We’ve had eggs and bacon pizza. Broccoli and bacon pizza. Meatball pizza. Potato chip and hot dog pizza. Chinese food pizza. Taco pizza. White pizza. Chicken parm pizza. Roasted vegetable pizza. You get the picture — we eat way too much pizza.
The tradition started out with our little family spreading an old blanket out on the living room floor, setting the floor with paper plates and napkins and filling our cups with a “special” drink.. a mixture of juice and sparkling water. We’d rent a movie or watch whatever was on TV Friday night. I think we’ve watched every episode of Monk that has ever aired.
We did this, without fail, every Friday night. Sometimes my brother or I would invite a friend over and they’d share in our tradition. Even when we got busy, even when we had other plans, we always, always, always had a pizza picnic on the floor on Friday nights.

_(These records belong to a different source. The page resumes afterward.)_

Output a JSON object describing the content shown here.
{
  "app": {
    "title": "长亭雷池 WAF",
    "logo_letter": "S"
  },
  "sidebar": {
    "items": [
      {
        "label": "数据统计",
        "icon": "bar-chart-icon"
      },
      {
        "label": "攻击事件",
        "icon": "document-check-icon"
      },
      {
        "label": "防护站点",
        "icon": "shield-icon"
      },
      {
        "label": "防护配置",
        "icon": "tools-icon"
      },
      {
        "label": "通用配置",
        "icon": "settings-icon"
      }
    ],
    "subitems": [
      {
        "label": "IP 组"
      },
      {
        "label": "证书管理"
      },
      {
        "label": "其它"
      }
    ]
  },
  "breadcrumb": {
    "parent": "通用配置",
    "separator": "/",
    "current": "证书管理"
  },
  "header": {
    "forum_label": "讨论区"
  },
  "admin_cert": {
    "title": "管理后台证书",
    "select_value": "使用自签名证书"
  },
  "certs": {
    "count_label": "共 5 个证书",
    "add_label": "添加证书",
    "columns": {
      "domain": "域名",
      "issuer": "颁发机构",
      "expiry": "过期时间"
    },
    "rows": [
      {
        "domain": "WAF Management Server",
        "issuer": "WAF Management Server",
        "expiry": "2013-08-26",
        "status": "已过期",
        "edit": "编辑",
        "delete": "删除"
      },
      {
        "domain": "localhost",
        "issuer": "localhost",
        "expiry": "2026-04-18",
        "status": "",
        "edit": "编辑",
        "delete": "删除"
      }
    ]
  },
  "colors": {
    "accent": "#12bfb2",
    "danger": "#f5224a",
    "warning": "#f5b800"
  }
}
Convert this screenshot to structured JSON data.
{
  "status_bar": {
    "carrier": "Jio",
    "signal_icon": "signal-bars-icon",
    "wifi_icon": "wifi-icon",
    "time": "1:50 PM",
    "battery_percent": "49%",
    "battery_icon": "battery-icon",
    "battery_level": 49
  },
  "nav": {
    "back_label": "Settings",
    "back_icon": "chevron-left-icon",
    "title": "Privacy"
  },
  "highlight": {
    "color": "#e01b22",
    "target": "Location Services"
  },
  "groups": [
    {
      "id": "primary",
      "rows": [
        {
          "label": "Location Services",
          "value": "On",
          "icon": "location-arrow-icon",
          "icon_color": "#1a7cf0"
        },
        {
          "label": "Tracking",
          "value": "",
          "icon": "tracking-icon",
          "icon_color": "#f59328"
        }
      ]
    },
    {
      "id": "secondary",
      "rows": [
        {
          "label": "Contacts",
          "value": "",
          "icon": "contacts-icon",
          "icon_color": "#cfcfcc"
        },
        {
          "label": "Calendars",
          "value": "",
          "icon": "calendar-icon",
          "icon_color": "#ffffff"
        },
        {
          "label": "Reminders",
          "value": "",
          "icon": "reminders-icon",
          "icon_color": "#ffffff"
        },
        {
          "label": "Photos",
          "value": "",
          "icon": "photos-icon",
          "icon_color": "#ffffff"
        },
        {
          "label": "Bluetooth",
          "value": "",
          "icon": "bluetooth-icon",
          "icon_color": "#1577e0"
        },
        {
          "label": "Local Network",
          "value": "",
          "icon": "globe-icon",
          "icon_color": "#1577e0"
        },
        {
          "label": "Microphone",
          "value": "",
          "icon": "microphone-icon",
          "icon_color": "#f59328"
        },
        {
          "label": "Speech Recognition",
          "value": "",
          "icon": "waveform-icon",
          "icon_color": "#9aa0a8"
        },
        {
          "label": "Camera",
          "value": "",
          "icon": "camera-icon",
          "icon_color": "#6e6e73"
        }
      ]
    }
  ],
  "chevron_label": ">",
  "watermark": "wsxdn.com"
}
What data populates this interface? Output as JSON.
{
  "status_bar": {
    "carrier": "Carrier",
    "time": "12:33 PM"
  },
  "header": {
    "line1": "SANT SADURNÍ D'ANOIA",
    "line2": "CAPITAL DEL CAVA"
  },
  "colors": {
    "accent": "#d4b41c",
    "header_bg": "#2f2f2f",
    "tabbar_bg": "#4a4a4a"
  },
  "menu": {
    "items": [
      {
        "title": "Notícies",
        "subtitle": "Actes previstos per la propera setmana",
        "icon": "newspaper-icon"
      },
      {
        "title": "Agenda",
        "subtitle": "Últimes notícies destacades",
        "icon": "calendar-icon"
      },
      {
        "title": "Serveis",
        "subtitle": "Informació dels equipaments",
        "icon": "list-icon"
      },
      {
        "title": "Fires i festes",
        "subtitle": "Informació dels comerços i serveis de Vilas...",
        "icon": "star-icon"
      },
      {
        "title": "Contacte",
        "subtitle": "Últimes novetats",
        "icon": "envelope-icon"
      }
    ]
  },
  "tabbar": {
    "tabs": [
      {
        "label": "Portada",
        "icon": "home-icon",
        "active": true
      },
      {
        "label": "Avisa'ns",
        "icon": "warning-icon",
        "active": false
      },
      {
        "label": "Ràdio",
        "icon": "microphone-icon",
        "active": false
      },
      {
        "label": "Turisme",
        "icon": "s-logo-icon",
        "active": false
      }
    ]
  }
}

When we turned 12, my brother and I each learned how to make pizza. We learned how to take a blob of dough from the package to the flour-covered counter and how to stretch it with our hands, all without tearing it. We learned how much olive oil is too much, how many toppings can fit on a single pizza without causing the dough to rip, how long it should cook to be perfectly done, how long the bricks need to heat up and how much cornmeal needs to go on the peel in order for it to transition smoothly into the oven.
This tradition has survived divorce. It’s survived both my brother and me going through puberty. It’s survived me moving to Oklahoma. It’s survived four different homes in the span of three years.
This specific pizza earned two thumbs up from my mom and me and one neutral thumb from my brother who thought that figs on a pizza were “weird.” He took matters into his own hands and made a meat extravaganza (any and all meat in the fridge) pizza. Typical. That’s him in the pictures, showing off his muscles as he works the dough.
The one thing I’d change? Don’t cook the arugula in the oven. As soon as it comes out, top the pizza with fresh arugula and let it wilt onto the pizza itself. It lost a lot of the tangy flavor from being baked.
Fig, Prosciutto and Arugula Pizza
1 lb. fresh pizza dough
1/4 lb. prosciutto, finely chopped
1/4 c. chopped green onions
2 tbsp. fig preserves
2 tsp. olive oil
1 tbsp. dried basil
1 c. ricotta cheese
3/4 c. mozzarella cheese, shredded
2 c. arugula
1 tbsp. cornmeal
If you’re using pizza bricks, place end-to-end in oven and preheat at 450 degrees. If using a pizza stone or cookie sheet, simply preheat oven to 450 degrees. I used bricks, so that’s what you’re seeing in the photos. Remove dough from package and stretch with your hands until the desired thickness and roundness is achieved. Place on floured countertop. In small bowl, microwave fig preserves, olive oil and basil for 1 minute and stir. On a pizza peel (or stone or cookie sheet), sprinkle evenly with cornmeal, making sure the very edges of the peel are coated in cornmeal. Any exposed dough will stick to the peel and make it very difficult to transfer into the oven.Coat pizza with mixture using the back of a spoon, taking special care to reach to the edges of the dough. Drop small spoonfuls of ricotta on dough, then sprinkle with green onions and prosciutto. Evenly distribute mozzarella over the top. When topping pizza, move quickly so the dough does not have time to stick to the peel. If using the brick and peel method (recommended), open oven and make sure the rack with bricks is pushed fully against the back of the oven. Quickly shake dough onto bricks. Bake for 8-10 minutes or until crust is cooked through. When pizza is done, remove immediately from oven and top with arugula. Let cool for a few minutes, then, using a pizza cutter, slice into 8 pieces.